For years the moldboard plow was the farmer’s first choice for turning the soil at the beginning of each growing season. With today’s no-till farming techniques, farmers only use moldboard plows for special circumstances such as plowing up sod or trying to eradicate particularly difficult weeds. Even though the plow the farmer pulls today looks similar to old-fashioned plows, modern moldboard plows have special plow shears and coulters to help the farmer break through the matted grasses as he turns the dirt over.
Prepare the Tractor and the Plow
Add front end weights to your tractor to counterbalance the weight of the plow mounted on its rear end.

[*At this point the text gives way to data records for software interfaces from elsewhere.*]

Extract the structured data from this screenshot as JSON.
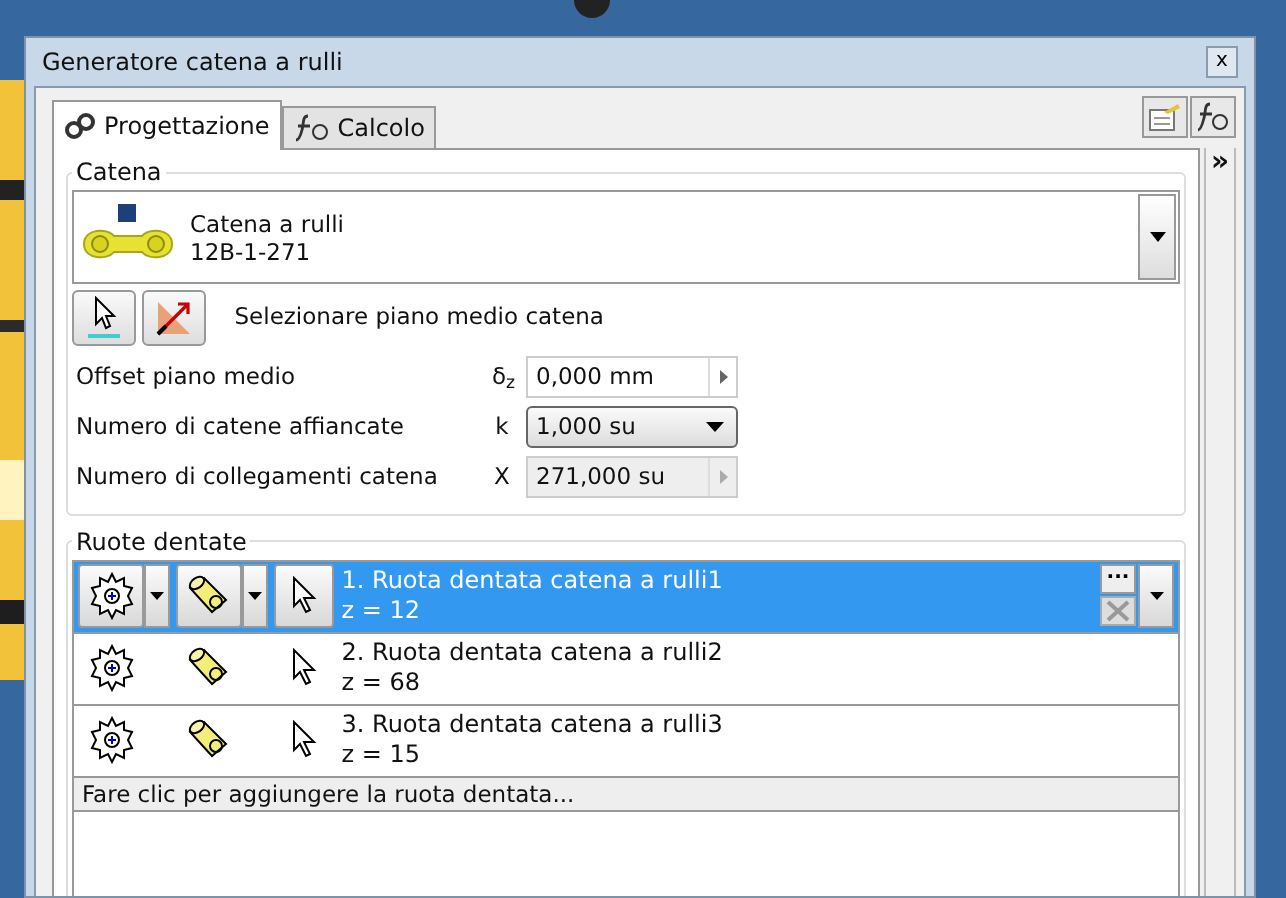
{
  "window": {
    "title": "Generatore catena a rulli",
    "close": "x"
  },
  "tabs": [
    {
      "label": "Progettazione",
      "selected": true
    },
    {
      "label": "Calcolo",
      "selected": false
    }
  ],
  "chain_group": {
    "legend": "Catena",
    "name": "Catena a rulli",
    "code": "12B-1-271",
    "plane_label": "Selezionare piano medio catena"
  },
  "fields": [
    {
      "label": "Offset piano medio",
      "symbol": "δ$_{z}$",
      "value": "0,000 mm",
      "kind": "spin",
      "disabled": false
    },
    {
      "label": "Numero di catene affiancate",
      "symbol": "k",
      "value": "1,000 su",
      "kind": "dropdown",
      "disabled": false
    },
    {
      "label": "Numero di collegamenti catena",
      "symbol": "X",
      "value": "271,000 su",
      "kind": "spin",
      "disabled": true
    }
  ],
  "sprockets_group": {
    "legend": "Ruote dentate",
    "more_button": "...",
    "add_row": "Fare clic per aggiungere la ruota dentata...",
    "rows": [
      {
        "title": "1. Ruota dentata catena a rulli1",
        "teeth": "z = 12",
        "selected": true
      },
      {
        "title": "2. Ruota dentata catena a rulli2",
        "teeth": "z = 68",
        "selected": false
      },
      {
        "title": "3. Ruota dentata catena a rulli3",
        "teeth": "z = 15",
        "selected": false
      }
    ]
  },
  "side_panel": {
    "expand": "»"
  }
}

Attach the plow to the tractor. If the plow is a fully-mounted model, you attach it to the three-point hitch, which raises and lowers it. A semi-mounted plow, which usually has more than four bottoms or moldboards, makes use of the three-point hitch as well as the tractor’s hydraulic system. It uses a rear tire to help support the weight of the plow.

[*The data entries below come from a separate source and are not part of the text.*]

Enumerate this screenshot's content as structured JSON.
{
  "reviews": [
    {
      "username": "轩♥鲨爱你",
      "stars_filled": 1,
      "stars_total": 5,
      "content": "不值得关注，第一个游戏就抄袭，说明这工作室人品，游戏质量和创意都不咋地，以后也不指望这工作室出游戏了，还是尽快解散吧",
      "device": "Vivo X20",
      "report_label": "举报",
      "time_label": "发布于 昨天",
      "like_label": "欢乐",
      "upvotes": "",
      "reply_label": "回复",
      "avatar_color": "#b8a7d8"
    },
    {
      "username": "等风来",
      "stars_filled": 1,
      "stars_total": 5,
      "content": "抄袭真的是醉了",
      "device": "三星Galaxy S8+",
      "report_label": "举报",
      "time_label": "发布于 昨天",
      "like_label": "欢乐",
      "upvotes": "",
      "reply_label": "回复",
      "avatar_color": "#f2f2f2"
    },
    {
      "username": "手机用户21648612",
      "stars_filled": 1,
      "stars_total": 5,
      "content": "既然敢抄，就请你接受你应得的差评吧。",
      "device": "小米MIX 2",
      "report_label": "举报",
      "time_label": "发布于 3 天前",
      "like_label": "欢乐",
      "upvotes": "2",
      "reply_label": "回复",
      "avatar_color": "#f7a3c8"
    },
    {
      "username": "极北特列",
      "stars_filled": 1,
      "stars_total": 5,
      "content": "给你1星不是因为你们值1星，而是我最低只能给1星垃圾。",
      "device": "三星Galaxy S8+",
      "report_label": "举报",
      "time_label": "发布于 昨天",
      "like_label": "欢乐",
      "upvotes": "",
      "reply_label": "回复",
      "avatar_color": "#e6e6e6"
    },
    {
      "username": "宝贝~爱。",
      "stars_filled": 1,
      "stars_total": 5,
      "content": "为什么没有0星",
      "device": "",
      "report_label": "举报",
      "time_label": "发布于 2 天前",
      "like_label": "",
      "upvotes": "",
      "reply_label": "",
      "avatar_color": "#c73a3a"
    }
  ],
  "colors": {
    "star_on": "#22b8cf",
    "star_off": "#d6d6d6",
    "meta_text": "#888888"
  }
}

Adjust the plow’s settings, which includes the width of the furrow it will make. Plow a short distance. Make sure the plow frame sets level from front to back. Adjust the top bar of the three-point hitch if necessary to level the plow. Level the plow from side to side by using the tractor’s lift arm crank.

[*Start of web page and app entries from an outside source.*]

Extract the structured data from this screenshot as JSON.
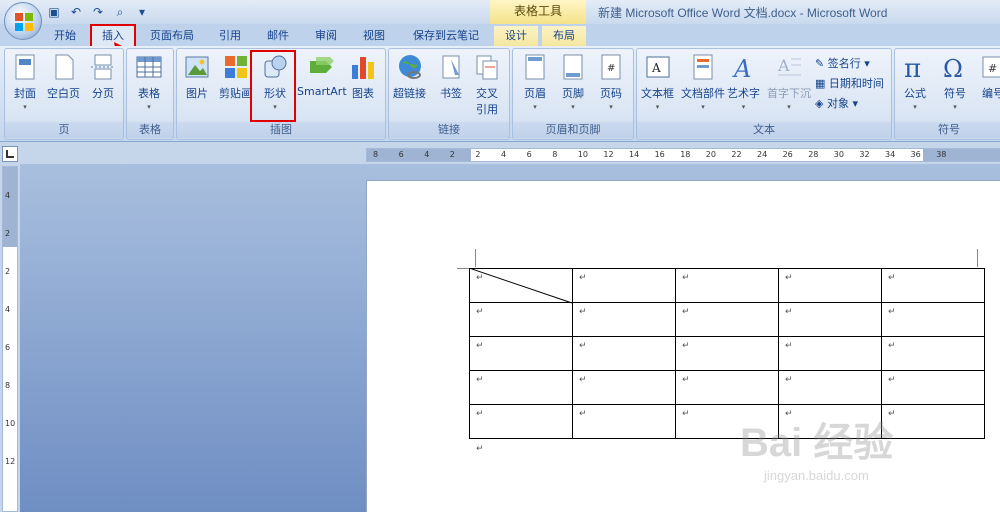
{
  "window": {
    "title": "新建 Microsoft Office Word 文档.docx - Microsoft Word",
    "context_tools_label": "表格工具"
  },
  "quick_access": {
    "save_icon": "save-icon",
    "undo_icon": "undo-icon",
    "redo_icon": "redo-icon",
    "print_preview_icon": "print-preview-icon",
    "customize_icon": "customize-icon"
  },
  "tabs": [
    {
      "label": "开始"
    },
    {
      "label": "插入"
    },
    {
      "label": "页面布局"
    },
    {
      "label": "引用"
    },
    {
      "label": "邮件"
    },
    {
      "label": "审阅"
    },
    {
      "label": "视图"
    },
    {
      "label": "保存到云笔记"
    },
    {
      "label": "设计"
    },
    {
      "label": "布局"
    }
  ],
  "ribbon": {
    "pages": {
      "label": "页",
      "cover": "封面",
      "blank": "空白页",
      "break": "分页"
    },
    "tables": {
      "label": "表格",
      "table": "表格"
    },
    "illustrations": {
      "label": "插图",
      "picture": "图片",
      "clipart": "剪贴画",
      "shapes": "形状",
      "smartart": "SmartArt",
      "chart": "图表"
    },
    "links": {
      "label": "链接",
      "hyperlink": "超链接",
      "bookmark": "书签",
      "crossref_line1": "交叉",
      "crossref_line2": "引用"
    },
    "header_footer": {
      "label": "页眉和页脚",
      "header": "页眉",
      "footer": "页脚",
      "page_number": "页码"
    },
    "text": {
      "label": "文本",
      "textbox": "文本框",
      "quickparts": "文档部件",
      "wordart": "艺术字",
      "dropcap": "首字下沉",
      "signature": "签名行",
      "datetime": "日期和时间",
      "object": "对象"
    },
    "symbols": {
      "label": "符号",
      "equation": "公式",
      "symbol": "符号",
      "number": "编号"
    }
  },
  "ruler": {
    "h_labels": [
      "8",
      "6",
      "4",
      "2",
      "2",
      "4",
      "6",
      "8",
      "10",
      "12",
      "14",
      "16",
      "18",
      "20",
      "22",
      "24",
      "26",
      "28",
      "30",
      "32",
      "34",
      "36",
      "38"
    ],
    "v_labels": [
      "4",
      "2",
      "2",
      "4",
      "6",
      "8",
      "10",
      "12"
    ]
  },
  "document": {
    "table_rows": 5,
    "table_cols": 5,
    "paragraph_mark": "↵"
  },
  "watermark": {
    "brand": "Bai  经验",
    "url": "jingyan.baidu.com"
  },
  "colors": {
    "highlight": "#e00000",
    "ribbon_text": "#15428b"
  }
}
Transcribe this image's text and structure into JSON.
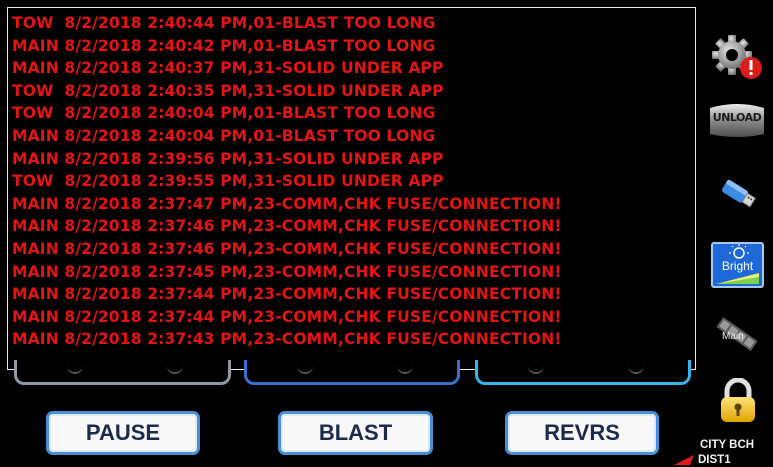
{
  "log": {
    "lines": [
      "TOW  8/2/2018 2:40:44 PM,01-BLAST TOO LONG",
      "MAIN 8/2/2018 2:40:42 PM,01-BLAST TOO LONG",
      "MAIN 8/2/2018 2:40:37 PM,31-SOLID UNDER APP",
      "TOW  8/2/2018 2:40:35 PM,31-SOLID UNDER APP",
      "TOW  8/2/2018 2:40:04 PM,01-BLAST TOO LONG",
      "MAIN 8/2/2018 2:40:04 PM,01-BLAST TOO LONG",
      "MAIN 8/2/2018 2:39:56 PM,31-SOLID UNDER APP",
      "TOW  8/2/2018 2:39:55 PM,31-SOLID UNDER APP",
      "MAIN 8/2/2018 2:37:47 PM,23-COMM,CHK FUSE/CONNECTION!",
      "MAIN 8/2/2018 2:37:46 PM,23-COMM,CHK FUSE/CONNECTION!",
      "MAIN 8/2/2018 2:37:46 PM,23-COMM,CHK FUSE/CONNECTION!",
      "MAIN 8/2/2018 2:37:45 PM,23-COMM,CHK FUSE/CONNECTION!",
      "MAIN 8/2/2018 2:37:44 PM,23-COMM,CHK FUSE/CONNECTION!",
      "MAIN 8/2/2018 2:37:44 PM,23-COMM,CHK FUSE/CONNECTION!",
      "MAIN 8/2/2018 2:37:43 PM,23-COMM,CHK FUSE/CONNECTION!"
    ],
    "text_color": "#e21414"
  },
  "buttons": {
    "pause": "PAUSE",
    "blast": "BLAST",
    "revrs": "REVRS"
  },
  "sidebar": {
    "settings_icon": "gear-alert-icon",
    "unload_label": "UNLOAD",
    "usb_icon": "usb-drive-icon",
    "bright_label": "Bright",
    "main_label": "Main",
    "lock_icon": "padlock-icon"
  },
  "status": {
    "location": "CITY BCH",
    "district": "DIST1"
  },
  "colors": {
    "accent_blue": "#4a8fd6",
    "arc_gray": "#8d9aa6",
    "arc_blue": "#3c6fd0",
    "arc_cyan": "#36b6e8"
  }
}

Check the settings of the coulters. They should cut through the soil in a clean line two or three inches to the left of the landslide.
Perform a safety check to make sure all bolts are tight. Add grease through the grease zerks of the coulters. (See References 3)
Use the Moldboard Plow
Start your first round on a long side of the field. Lower the plow into the ground and run the tractor at a speed recommended by the plow manufacturer. Drive in a straight line so that the furrows turn evenly. If possible, use an object in the distance as a visual reference to help you keep your first line straight.
Raise the plow at the end of the row in time for you to have enough room to turn. Go to the other long side of the field and plow another straight row. If the field is really big, you may need to divide it into sections.
Return to the first row you plowed. With your right wheel in the furrow left by the first pass, plow another straight row. Once the initial passes are complete, you have the furrow to use as a guide. Repeat this process until you finish plowing the field. The furrow from the last pass, or dead man furrow, is going to be lower than the rest. You can plow over that furrow one last time to even the ground.
Check periodically that the plow shears and coulters remain free of debris. If necessary, remove the debris.
- Top Rated Compact Tractors
- Use a Lawn Tiller
- Wheel Horse Tractor Information
- Homemade Log Skidder for an ATV
- Differences Between a 501 & a 515 Ford Sickle Mower
- Purpose of a Tractor
- What Are The Most Important Pieces of Farm Equipment?
- What Is the Difference Between a Cultipacker and a Cultimulcher?
- The Best Garden Tillers
- History of Gravely Garden Tractors
- Honda Rancher Winch Install
- Change the Blade on a Yard Machine Lawn Tractor